Your assignment: Find the string "likes" in the records. Copy every line it appears in.

Information supplied:

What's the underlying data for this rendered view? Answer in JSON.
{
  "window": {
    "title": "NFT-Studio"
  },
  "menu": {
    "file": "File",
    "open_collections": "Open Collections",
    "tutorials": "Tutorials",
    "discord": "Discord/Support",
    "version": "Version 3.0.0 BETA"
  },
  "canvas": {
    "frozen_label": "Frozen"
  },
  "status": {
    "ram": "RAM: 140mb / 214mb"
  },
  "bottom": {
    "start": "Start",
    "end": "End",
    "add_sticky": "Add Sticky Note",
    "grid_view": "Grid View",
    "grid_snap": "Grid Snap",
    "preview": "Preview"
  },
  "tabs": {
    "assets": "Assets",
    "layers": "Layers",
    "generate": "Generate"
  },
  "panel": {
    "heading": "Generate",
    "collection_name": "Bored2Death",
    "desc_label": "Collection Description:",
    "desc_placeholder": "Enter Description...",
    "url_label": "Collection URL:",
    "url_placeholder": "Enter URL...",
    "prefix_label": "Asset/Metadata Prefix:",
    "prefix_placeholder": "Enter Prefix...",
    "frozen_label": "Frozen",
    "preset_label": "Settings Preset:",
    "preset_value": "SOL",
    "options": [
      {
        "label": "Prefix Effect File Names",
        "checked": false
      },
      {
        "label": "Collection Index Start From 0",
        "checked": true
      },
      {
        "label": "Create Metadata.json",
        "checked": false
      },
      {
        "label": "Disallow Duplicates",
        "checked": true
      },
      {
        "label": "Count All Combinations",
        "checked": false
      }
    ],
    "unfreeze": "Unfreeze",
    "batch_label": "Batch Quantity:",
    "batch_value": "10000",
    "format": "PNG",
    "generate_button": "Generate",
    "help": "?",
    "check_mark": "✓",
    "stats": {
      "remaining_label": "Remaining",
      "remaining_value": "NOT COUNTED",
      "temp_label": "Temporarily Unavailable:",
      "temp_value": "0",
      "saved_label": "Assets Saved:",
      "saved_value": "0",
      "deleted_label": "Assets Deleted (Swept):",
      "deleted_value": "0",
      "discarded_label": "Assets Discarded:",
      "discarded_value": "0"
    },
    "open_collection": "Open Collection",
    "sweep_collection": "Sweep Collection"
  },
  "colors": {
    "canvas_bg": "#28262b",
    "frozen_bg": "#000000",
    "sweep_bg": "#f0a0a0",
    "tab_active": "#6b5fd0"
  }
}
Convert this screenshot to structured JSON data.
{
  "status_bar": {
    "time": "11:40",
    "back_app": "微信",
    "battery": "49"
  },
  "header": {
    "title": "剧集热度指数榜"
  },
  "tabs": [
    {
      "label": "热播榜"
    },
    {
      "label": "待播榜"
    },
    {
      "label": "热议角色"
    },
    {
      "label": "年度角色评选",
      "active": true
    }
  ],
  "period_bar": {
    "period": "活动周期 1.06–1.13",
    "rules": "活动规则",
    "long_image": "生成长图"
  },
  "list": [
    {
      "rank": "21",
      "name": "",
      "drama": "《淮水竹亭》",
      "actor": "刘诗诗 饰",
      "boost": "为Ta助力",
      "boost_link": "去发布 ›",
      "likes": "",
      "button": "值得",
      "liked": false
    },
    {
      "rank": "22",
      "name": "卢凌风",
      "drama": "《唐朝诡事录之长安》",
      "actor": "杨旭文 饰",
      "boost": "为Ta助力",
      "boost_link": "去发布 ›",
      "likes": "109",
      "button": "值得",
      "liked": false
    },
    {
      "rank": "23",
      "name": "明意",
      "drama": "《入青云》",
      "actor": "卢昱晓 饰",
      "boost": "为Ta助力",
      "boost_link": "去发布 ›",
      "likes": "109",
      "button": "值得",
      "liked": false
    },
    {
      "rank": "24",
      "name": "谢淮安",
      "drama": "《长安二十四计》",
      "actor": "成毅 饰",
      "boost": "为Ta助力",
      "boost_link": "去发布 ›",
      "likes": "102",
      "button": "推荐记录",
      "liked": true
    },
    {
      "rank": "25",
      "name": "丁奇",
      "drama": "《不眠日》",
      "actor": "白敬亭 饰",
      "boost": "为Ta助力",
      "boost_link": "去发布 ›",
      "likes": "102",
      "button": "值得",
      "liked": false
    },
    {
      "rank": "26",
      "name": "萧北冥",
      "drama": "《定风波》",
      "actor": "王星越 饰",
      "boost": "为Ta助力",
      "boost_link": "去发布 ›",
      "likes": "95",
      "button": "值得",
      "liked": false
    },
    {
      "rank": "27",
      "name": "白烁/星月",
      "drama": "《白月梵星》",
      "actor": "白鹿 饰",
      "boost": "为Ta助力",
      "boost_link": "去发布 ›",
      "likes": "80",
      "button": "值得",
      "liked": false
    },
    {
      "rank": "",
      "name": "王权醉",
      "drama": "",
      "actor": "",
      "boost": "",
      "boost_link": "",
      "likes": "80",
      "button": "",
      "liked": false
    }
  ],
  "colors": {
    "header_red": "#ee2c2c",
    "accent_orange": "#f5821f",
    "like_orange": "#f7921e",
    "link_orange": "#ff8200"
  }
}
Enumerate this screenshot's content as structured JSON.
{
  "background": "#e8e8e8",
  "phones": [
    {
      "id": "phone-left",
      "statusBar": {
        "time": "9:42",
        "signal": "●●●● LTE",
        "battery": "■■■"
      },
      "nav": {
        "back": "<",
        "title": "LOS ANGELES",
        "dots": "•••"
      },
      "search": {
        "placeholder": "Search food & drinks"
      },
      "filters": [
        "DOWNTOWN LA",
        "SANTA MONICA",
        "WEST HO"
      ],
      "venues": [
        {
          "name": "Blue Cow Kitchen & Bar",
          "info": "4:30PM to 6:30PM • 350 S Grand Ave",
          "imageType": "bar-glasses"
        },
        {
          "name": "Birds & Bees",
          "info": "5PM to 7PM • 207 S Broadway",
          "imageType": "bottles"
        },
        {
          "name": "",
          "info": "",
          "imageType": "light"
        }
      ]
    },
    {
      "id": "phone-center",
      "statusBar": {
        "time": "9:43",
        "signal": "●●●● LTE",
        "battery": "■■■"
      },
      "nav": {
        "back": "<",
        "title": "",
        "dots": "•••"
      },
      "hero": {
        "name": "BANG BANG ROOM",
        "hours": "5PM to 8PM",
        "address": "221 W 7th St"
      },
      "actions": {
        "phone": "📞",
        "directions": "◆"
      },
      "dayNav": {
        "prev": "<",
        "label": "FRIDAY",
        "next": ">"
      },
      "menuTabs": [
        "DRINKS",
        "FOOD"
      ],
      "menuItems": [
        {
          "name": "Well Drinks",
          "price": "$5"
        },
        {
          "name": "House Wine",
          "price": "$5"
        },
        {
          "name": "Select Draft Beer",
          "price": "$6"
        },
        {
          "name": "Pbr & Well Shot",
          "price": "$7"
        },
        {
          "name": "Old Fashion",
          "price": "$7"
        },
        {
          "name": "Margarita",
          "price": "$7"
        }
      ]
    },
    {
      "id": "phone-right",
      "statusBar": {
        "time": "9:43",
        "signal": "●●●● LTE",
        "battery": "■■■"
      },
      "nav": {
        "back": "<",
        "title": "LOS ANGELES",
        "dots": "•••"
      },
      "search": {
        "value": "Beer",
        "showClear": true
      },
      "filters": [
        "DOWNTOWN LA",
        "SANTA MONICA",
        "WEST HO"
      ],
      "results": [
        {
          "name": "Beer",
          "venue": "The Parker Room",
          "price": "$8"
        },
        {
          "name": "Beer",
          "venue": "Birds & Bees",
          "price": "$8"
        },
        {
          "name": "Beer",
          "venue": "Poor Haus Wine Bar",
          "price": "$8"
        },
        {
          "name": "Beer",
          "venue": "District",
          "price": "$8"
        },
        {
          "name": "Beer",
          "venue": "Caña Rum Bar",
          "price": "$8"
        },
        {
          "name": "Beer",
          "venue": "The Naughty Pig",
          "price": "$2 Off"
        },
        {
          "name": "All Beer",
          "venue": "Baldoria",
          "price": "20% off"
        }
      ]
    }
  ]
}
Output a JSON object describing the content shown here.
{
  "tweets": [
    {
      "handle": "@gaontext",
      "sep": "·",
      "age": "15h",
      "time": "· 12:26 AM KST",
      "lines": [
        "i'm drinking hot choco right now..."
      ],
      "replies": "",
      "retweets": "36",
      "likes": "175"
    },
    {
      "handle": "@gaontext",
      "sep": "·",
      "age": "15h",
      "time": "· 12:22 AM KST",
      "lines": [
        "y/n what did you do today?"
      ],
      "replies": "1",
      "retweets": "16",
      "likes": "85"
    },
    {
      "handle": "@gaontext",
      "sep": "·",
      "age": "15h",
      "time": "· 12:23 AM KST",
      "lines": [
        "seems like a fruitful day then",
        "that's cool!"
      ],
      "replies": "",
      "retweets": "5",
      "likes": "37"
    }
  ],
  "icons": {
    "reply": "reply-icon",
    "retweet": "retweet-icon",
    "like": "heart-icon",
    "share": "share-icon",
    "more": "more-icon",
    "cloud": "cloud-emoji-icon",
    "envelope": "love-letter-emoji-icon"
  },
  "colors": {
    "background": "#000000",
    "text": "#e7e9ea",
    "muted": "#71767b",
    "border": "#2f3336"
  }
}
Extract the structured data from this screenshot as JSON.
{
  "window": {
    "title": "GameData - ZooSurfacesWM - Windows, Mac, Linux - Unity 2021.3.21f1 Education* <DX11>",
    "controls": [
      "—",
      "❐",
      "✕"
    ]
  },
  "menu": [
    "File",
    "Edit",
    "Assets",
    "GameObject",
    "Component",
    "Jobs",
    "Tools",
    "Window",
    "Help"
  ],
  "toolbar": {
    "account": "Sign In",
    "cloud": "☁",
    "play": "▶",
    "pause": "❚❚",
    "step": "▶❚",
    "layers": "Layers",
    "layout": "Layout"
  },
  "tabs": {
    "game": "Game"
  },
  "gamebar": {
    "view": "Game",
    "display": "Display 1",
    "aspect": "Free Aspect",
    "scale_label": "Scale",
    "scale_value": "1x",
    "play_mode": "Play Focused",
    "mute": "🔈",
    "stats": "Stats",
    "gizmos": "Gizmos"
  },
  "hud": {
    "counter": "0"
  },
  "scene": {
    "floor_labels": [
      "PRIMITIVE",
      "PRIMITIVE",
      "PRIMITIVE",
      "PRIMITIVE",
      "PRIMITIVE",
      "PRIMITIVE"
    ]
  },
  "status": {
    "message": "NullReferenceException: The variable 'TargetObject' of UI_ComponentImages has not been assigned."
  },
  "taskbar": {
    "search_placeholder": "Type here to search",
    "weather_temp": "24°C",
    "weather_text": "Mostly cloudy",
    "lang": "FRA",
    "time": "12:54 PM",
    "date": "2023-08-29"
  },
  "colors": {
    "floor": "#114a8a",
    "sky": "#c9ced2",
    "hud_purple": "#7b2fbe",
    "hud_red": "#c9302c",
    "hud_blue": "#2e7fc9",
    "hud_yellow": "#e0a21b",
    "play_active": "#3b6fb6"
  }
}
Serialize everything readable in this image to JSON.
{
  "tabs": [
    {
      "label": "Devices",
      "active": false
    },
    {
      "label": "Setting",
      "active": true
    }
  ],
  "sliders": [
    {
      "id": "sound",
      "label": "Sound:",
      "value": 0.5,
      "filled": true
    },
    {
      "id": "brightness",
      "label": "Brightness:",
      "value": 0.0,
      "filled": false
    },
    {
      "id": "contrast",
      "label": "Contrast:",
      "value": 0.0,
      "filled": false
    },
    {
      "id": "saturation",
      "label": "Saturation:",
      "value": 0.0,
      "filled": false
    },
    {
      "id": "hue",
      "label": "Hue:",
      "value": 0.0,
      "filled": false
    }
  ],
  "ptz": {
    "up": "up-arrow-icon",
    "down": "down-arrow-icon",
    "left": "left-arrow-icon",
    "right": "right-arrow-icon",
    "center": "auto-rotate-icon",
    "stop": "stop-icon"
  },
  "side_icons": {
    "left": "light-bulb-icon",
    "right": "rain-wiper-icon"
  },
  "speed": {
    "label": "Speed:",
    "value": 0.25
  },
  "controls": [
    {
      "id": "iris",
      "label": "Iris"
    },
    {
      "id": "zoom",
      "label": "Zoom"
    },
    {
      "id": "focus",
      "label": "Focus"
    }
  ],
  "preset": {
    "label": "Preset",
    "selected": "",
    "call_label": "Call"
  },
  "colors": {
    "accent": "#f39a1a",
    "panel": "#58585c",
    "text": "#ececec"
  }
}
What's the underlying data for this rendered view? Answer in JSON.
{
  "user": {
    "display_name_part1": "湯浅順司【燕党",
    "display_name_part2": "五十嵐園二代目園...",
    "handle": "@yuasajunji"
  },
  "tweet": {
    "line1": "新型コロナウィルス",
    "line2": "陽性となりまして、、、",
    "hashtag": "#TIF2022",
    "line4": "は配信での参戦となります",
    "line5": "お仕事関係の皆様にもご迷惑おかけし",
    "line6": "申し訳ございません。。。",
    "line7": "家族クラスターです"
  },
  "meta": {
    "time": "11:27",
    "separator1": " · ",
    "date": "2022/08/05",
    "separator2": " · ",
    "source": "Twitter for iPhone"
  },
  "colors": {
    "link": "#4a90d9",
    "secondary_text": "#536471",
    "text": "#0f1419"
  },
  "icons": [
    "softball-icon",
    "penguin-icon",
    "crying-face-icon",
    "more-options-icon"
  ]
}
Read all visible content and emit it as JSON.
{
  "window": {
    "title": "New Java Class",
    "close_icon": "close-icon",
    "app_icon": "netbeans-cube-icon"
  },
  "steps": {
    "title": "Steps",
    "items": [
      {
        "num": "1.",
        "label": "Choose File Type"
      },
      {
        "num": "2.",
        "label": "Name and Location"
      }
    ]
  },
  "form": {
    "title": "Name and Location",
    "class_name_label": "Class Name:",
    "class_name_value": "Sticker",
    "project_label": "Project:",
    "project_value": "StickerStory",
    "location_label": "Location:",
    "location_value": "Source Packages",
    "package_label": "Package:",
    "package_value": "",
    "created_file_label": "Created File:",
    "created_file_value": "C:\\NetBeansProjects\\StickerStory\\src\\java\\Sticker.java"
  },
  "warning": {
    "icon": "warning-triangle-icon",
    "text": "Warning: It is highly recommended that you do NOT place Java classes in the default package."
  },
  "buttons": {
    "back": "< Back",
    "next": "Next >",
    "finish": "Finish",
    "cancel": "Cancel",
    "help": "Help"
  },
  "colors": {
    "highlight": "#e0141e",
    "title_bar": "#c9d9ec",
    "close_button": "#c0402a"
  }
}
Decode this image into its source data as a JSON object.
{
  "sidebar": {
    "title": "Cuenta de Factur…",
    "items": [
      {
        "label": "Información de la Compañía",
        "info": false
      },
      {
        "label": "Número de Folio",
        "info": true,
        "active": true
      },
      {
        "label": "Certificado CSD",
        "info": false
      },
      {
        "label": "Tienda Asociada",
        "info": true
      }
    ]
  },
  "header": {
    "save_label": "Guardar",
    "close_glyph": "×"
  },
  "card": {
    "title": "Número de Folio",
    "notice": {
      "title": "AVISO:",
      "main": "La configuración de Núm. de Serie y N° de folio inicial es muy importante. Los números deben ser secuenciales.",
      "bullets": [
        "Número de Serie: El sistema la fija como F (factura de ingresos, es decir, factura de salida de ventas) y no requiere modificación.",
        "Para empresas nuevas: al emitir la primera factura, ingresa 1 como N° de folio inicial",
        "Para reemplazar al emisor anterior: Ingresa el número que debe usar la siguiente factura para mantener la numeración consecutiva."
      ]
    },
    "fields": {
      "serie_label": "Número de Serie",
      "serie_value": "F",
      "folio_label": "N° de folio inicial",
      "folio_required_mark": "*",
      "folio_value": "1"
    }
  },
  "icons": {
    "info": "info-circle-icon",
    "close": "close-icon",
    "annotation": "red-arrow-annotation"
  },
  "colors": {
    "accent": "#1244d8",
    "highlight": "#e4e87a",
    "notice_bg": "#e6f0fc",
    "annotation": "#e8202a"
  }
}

Answer to this problem:
      "likes": "",
      "likes": "109",
      "likes": "109",
      "likes": "102",
      "likes": "102",
      "likes": "95",
      "likes": "80",
      "likes": "80",
      "likes": "175"
      "likes": "85"
      "likes": "37"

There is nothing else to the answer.